■ **PROBLEM DESCRIPTION**: Copy out each line containing "time" from the entries below.

Stored data entries
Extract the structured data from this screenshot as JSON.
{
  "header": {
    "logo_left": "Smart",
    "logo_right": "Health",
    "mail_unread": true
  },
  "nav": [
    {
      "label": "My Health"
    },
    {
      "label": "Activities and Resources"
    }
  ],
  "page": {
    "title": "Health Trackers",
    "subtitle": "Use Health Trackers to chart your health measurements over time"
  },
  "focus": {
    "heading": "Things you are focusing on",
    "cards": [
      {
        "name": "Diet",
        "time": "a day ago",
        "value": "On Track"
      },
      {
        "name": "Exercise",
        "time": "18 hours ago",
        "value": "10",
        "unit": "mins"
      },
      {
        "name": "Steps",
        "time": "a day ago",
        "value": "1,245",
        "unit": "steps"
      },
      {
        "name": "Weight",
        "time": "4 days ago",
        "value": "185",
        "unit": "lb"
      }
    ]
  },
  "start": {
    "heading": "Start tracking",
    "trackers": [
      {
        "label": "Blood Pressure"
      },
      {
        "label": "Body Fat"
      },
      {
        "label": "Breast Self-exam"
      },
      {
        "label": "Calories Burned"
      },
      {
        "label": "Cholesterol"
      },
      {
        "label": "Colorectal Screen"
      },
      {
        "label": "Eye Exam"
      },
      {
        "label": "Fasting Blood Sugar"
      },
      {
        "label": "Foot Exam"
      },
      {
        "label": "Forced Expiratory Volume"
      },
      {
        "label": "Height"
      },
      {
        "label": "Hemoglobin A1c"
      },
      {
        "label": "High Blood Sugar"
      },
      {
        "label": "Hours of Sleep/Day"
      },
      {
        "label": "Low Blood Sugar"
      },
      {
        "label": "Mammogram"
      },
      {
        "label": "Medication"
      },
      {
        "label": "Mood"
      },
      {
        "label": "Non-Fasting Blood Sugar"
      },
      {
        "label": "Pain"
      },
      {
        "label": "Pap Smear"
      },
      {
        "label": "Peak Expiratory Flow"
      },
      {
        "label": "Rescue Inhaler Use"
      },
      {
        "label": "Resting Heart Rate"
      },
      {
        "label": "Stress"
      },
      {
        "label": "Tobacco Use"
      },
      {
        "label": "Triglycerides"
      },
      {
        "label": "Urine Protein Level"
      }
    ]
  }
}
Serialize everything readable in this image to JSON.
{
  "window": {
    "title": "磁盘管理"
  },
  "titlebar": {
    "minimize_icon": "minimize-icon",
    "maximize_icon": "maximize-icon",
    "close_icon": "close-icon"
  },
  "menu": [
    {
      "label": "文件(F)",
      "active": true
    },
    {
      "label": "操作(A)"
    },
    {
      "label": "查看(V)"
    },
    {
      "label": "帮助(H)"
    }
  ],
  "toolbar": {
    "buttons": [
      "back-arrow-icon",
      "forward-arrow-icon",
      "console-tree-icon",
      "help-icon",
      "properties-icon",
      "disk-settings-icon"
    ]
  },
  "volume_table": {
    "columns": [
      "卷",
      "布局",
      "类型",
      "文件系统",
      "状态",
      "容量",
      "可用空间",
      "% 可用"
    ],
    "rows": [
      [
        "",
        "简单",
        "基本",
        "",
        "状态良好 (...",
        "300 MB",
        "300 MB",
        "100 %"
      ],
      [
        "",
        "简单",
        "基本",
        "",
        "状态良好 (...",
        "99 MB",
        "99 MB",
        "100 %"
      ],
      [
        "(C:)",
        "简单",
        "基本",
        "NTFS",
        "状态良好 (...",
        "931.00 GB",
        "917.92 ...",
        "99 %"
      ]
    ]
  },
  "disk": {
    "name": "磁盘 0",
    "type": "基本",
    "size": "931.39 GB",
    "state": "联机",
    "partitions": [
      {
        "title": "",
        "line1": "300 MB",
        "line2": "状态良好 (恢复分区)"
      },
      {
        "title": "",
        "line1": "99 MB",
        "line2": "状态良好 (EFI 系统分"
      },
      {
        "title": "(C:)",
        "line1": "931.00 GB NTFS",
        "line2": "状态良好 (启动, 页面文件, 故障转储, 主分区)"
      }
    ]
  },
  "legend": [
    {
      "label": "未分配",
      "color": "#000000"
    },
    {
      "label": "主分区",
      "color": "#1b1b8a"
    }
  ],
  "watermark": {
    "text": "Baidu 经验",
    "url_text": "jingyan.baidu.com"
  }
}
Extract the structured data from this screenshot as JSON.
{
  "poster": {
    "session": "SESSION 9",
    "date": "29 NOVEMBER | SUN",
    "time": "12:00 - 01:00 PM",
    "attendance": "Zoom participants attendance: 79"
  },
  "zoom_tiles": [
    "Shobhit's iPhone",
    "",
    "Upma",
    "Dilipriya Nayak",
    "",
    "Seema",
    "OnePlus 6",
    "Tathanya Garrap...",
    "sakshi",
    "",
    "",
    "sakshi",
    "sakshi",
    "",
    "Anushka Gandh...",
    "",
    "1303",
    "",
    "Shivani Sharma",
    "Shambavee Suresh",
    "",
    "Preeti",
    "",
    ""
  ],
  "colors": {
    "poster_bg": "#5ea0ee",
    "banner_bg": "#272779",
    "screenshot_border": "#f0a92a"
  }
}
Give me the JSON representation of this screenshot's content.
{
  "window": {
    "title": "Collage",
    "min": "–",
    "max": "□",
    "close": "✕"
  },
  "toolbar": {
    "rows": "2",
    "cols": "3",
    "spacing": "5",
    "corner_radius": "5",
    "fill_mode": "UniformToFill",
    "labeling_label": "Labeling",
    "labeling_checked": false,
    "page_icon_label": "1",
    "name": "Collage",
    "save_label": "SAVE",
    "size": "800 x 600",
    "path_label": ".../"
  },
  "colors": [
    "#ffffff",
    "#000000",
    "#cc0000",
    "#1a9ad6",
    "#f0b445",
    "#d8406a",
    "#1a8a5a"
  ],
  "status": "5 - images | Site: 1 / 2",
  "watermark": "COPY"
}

■ **ANSWER TO THE EXERCISE**:
    "subtitle": "Use Health Trackers to chart your health measurements over time"
        "time": "a day ago",
        "time": "18 hours ago",
        "time": "a day ago",
        "time": "4 days ago",
    "time": "12:00 - 01:00 PM",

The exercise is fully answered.